Friends have been going to Thailand and posting pictures. I see the old haunts – Central and MBK and Swensen’s. Only I know what those mean. Street vendors selling farang (guava) and Coke in a bag, and then that other meaning of farang, which is what I am, and will always be there – foreigner.
I know what a spirit house is, I know that you have to take the song taew to get to the bak soi and that you never take durian on an air conditioned bus. I know that a Thai will laugh if they don’t understand me, and vice versa. I know the stares and whispers at my white face, long nose, and curvy figure. I also know what it means to be loved by not your own kind.
I’ve been here too long, now. I feel much more Americanized. But often I still don’t feel like I’m right for this place. When I was a teenager, it was hard to come back. I did not understand the American mind. What do I wear? What do I talk about? Why do they point their feet at their teachers? I rebelled against my own culture for a long time . . . until I just didn’t anymore. I never thought I wanted the American Dream, but now I’m living it.
Eight years since I saw my old home. As I accumulate Apple products and enroll my children in classes and sports, focus on my career, I slowly forget the old ways, the old friends. The people who accepted a clumsy, nerdy white girl. I left them, and for my church friends, I left the church I helped bring to them and became Orthodox. How do I explain that now?
There is a beautiful book by children’s author and illustrator Allen Say called “Grandfather’s Journey.” There’s a line from that book I used to claim as mine: “The funny thing is, the moment I am in one country, I am homesick for the other.”
I don’t think I can claim it anymore. At some point, maybe I let go of Thailand. And here I squirm around and feel like I have to keep up with the Joneses. I am constantly trying to fit in. Because I am afraid to not fit in.
The last time I was in Thailand, I visited Phuket. While there, I had my hair braided in those little beads. The next morning, my wavy, coarse hair had started poking out of the braids. So went back to the hair place and they re-braided sections, assuring me my hair would hold this time. But it didn’t. It’s how I feel, sometimes – I keep trying to stuff myself into some mold that doesn’t exactly fit me right.

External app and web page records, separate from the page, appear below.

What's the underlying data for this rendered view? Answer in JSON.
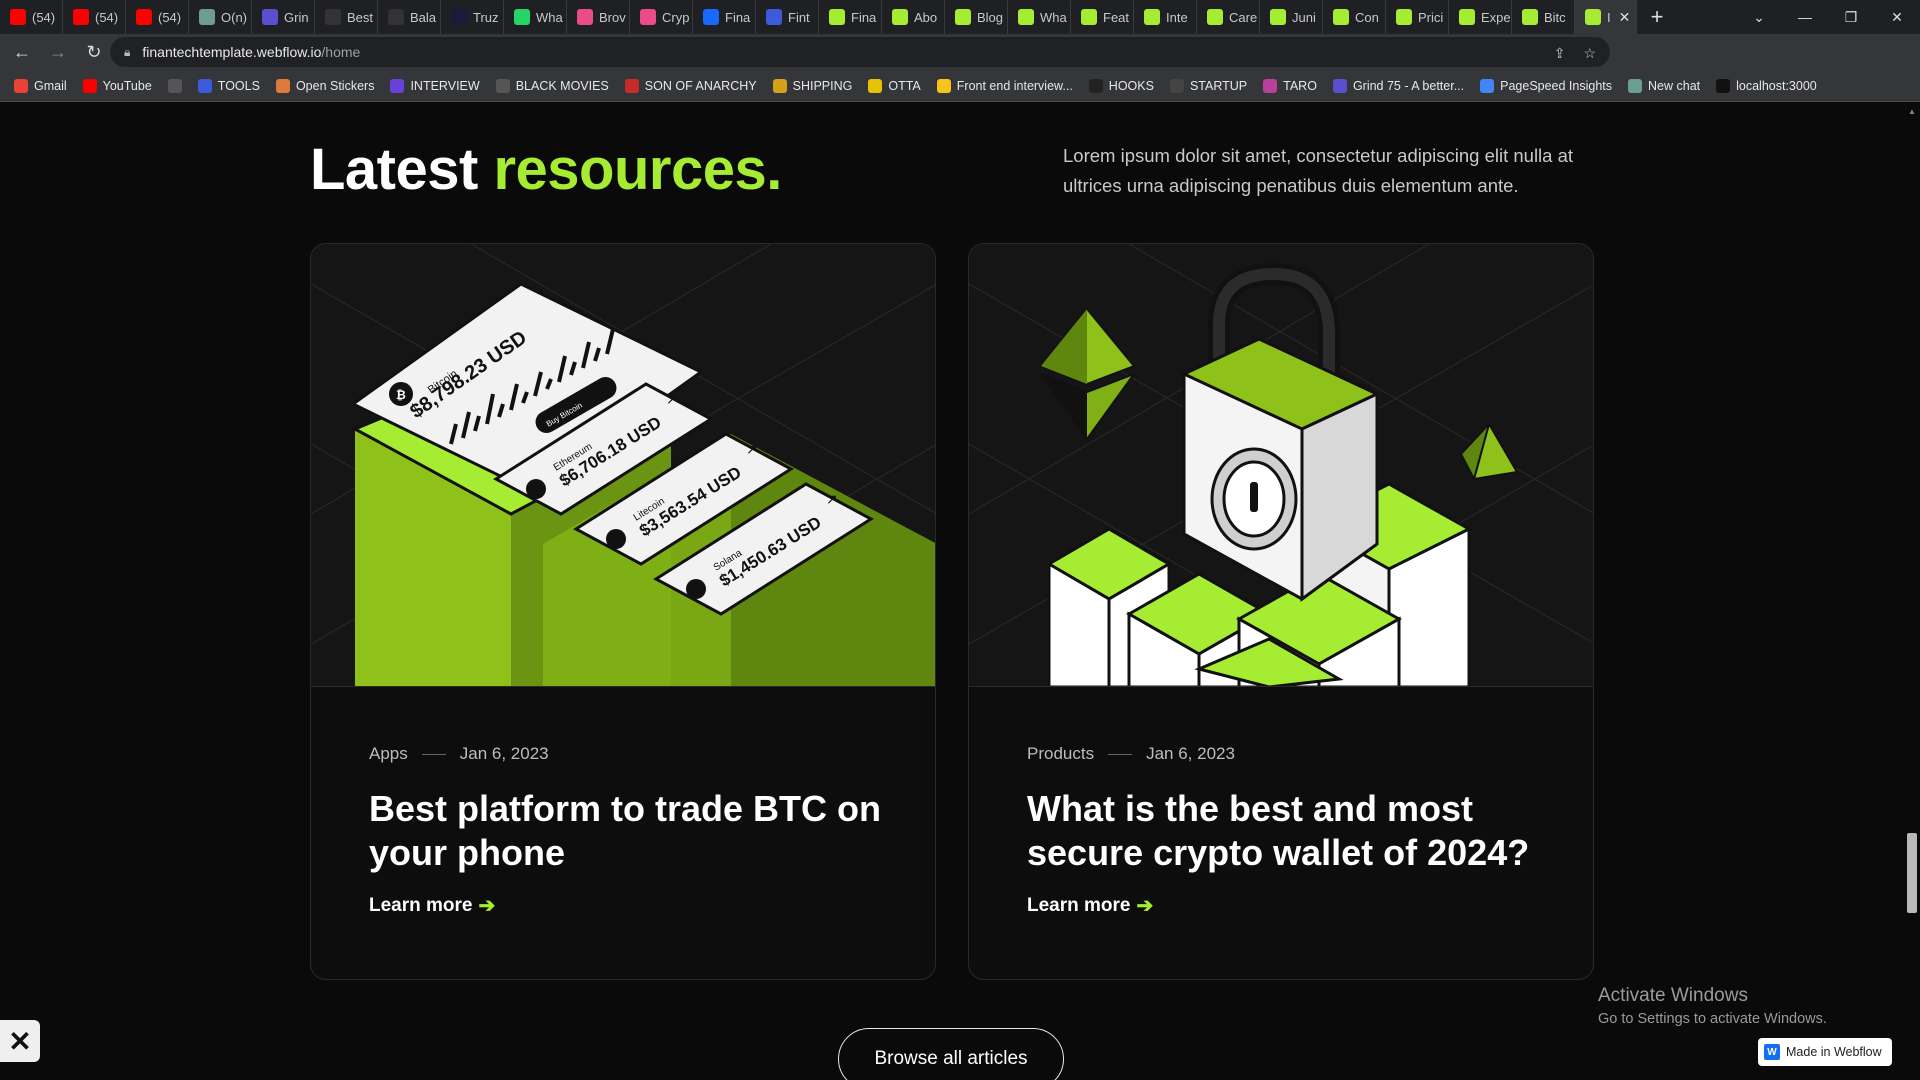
{
  "browser": {
    "tabs": [
      {
        "label": "(54)",
        "icon": "youtube-icon",
        "color": "#ff0000"
      },
      {
        "label": "(54)",
        "icon": "youtube-icon",
        "color": "#ff0000"
      },
      {
        "label": "(54)",
        "icon": "youtube-icon",
        "color": "#ff0000"
      },
      {
        "label": "O(n)",
        "icon": "openai-icon",
        "color": "#6b9e8c"
      },
      {
        "label": "Grin",
        "icon": "grind-icon",
        "color": "#5a4fcf"
      },
      {
        "label": "Best",
        "icon": "crypto-icon",
        "color": "#333333"
      },
      {
        "label": "Bala",
        "icon": "crypto-icon",
        "color": "#333333"
      },
      {
        "label": "Truz",
        "icon": "site-icon",
        "color": "#1a1a3a"
      },
      {
        "label": "Wha",
        "icon": "whatsapp-icon",
        "color": "#25d366"
      },
      {
        "label": "Brov",
        "icon": "dribbble-icon",
        "color": "#ea4c89"
      },
      {
        "label": "Cryp",
        "icon": "dribbble-icon",
        "color": "#ea4c89"
      },
      {
        "label": "Fina",
        "icon": "behance-icon",
        "color": "#1769ff"
      },
      {
        "label": "Fint",
        "icon": "dots-icon",
        "color": "#3b5bdb"
      },
      {
        "label": "Fina",
        "icon": "webflow-template-icon",
        "color": "#a6ec32"
      },
      {
        "label": "Abo",
        "icon": "webflow-template-icon",
        "color": "#a6ec32"
      },
      {
        "label": "Blog",
        "icon": "webflow-template-icon",
        "color": "#a6ec32"
      },
      {
        "label": "Wha",
        "icon": "webflow-template-icon",
        "color": "#a6ec32"
      },
      {
        "label": "Feat",
        "icon": "webflow-template-icon",
        "color": "#a6ec32"
      },
      {
        "label": "Inte",
        "icon": "webflow-template-icon",
        "color": "#a6ec32"
      },
      {
        "label": "Care",
        "icon": "webflow-template-icon",
        "color": "#a6ec32"
      },
      {
        "label": "Juni",
        "icon": "webflow-template-icon",
        "color": "#a6ec32"
      },
      {
        "label": "Con",
        "icon": "webflow-template-icon",
        "color": "#a6ec32"
      },
      {
        "label": "Prici",
        "icon": "webflow-template-icon",
        "color": "#a6ec32"
      },
      {
        "label": "Expe",
        "icon": "webflow-template-icon",
        "color": "#a6ec32"
      },
      {
        "label": "Bitc",
        "icon": "webflow-template-icon",
        "color": "#a6ec32"
      },
      {
        "label": "I",
        "icon": "webflow-template-icon",
        "color": "#a6ec32"
      }
    ],
    "url_host": "finantechtemplate.webflow.io",
    "url_path": "/home",
    "bookmarks": [
      {
        "label": "Gmail",
        "icon": "gmail-icon",
        "color": "#ea4335"
      },
      {
        "label": "YouTube",
        "icon": "youtube-icon",
        "color": "#ff0000"
      },
      {
        "label": "",
        "icon": "globe-icon",
        "color": "#555555"
      },
      {
        "label": "TOOLS",
        "icon": "folder-icon",
        "color": "#3b5bdb"
      },
      {
        "label": "Open Stickers",
        "icon": "sticker-icon",
        "color": "#e07a3c"
      },
      {
        "label": "INTERVIEW",
        "icon": "interview-icon",
        "color": "#6741d9"
      },
      {
        "label": "BLACK MOVIES",
        "icon": "globe-icon",
        "color": "#555555"
      },
      {
        "label": "SON OF ANARCHY",
        "icon": "flag-icon",
        "color": "#c92a2a"
      },
      {
        "label": "SHIPPING",
        "icon": "chevrons-icon",
        "color": "#d4a017"
      },
      {
        "label": "OTTA",
        "icon": "otta-icon",
        "color": "#e6c200"
      },
      {
        "label": "Front end interview...",
        "icon": "bookmark-icon",
        "color": "#f5c518"
      },
      {
        "label": "HOOKS",
        "icon": "hooks-icon",
        "color": "#222222"
      },
      {
        "label": "STARTUP",
        "icon": "list-icon",
        "color": "#444444"
      },
      {
        "label": "TARO",
        "icon": "taro-icon",
        "color": "#b9409a"
      },
      {
        "label": "Grind 75 - A better...",
        "icon": "grind-icon",
        "color": "#5a4fcf"
      },
      {
        "label": "PageSpeed Insights",
        "icon": "pagespeed-icon",
        "color": "#4285f4"
      },
      {
        "label": "New chat",
        "icon": "openai-icon",
        "color": "#6b9e8c"
      },
      {
        "label": "localhost:3000",
        "icon": "triangle-icon",
        "color": "#111111"
      }
    ]
  },
  "section": {
    "heading_main": "Latest",
    "heading_accent": "resources.",
    "lead": "Lorem ipsum dolor sit amet, consectetur adipiscing elit nulla at ultrices urna adipiscing penatibus duis elementum ante.",
    "accent_color": "#a6ec32"
  },
  "cards": [
    {
      "category": "Apps",
      "date": "Jan 6, 2023",
      "title": "Best platform to trade BTC on your phone",
      "link": "Learn more",
      "illustration": {
        "main_label": "Bitcoin",
        "main_value": "$8,798.23 USD",
        "buy_label": "Buy Bitcoin",
        "items": [
          {
            "name": "Ethereum",
            "value": "$6,706.18 USD"
          },
          {
            "name": "Litecoin",
            "value": "$3,563.54 USD"
          },
          {
            "name": "Solana",
            "value": "$1,450.63 USD"
          }
        ]
      }
    },
    {
      "category": "Products",
      "date": "Jan 6, 2023",
      "title": "What is the best and most secure crypto wallet of 2024?",
      "link": "Learn more"
    }
  ],
  "browse_button": "Browse all articles",
  "windows_notice": {
    "title": "Activate Windows",
    "subtitle": "Go to Settings to activate Windows."
  },
  "made_in_webflow": "Made in Webflow"
}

While in Phuket, I was asked if I wanted to visit the spot where Will died. I didn’t. It was enough to be there, on the beach, swimming out in that gorgeous water, the oceans of Thailand that we so loved. I think Will understands. His spirit was there, in a mystical way. He was joyous there. But he’s here too, when I visit his grave and when I celebrate Pascha (Easter) and when I hold him close in my heart.
Maybe the old cliche is right: Home is where the heart is.
[i carry your heart with me(i carry it in]
by E. E. Cummings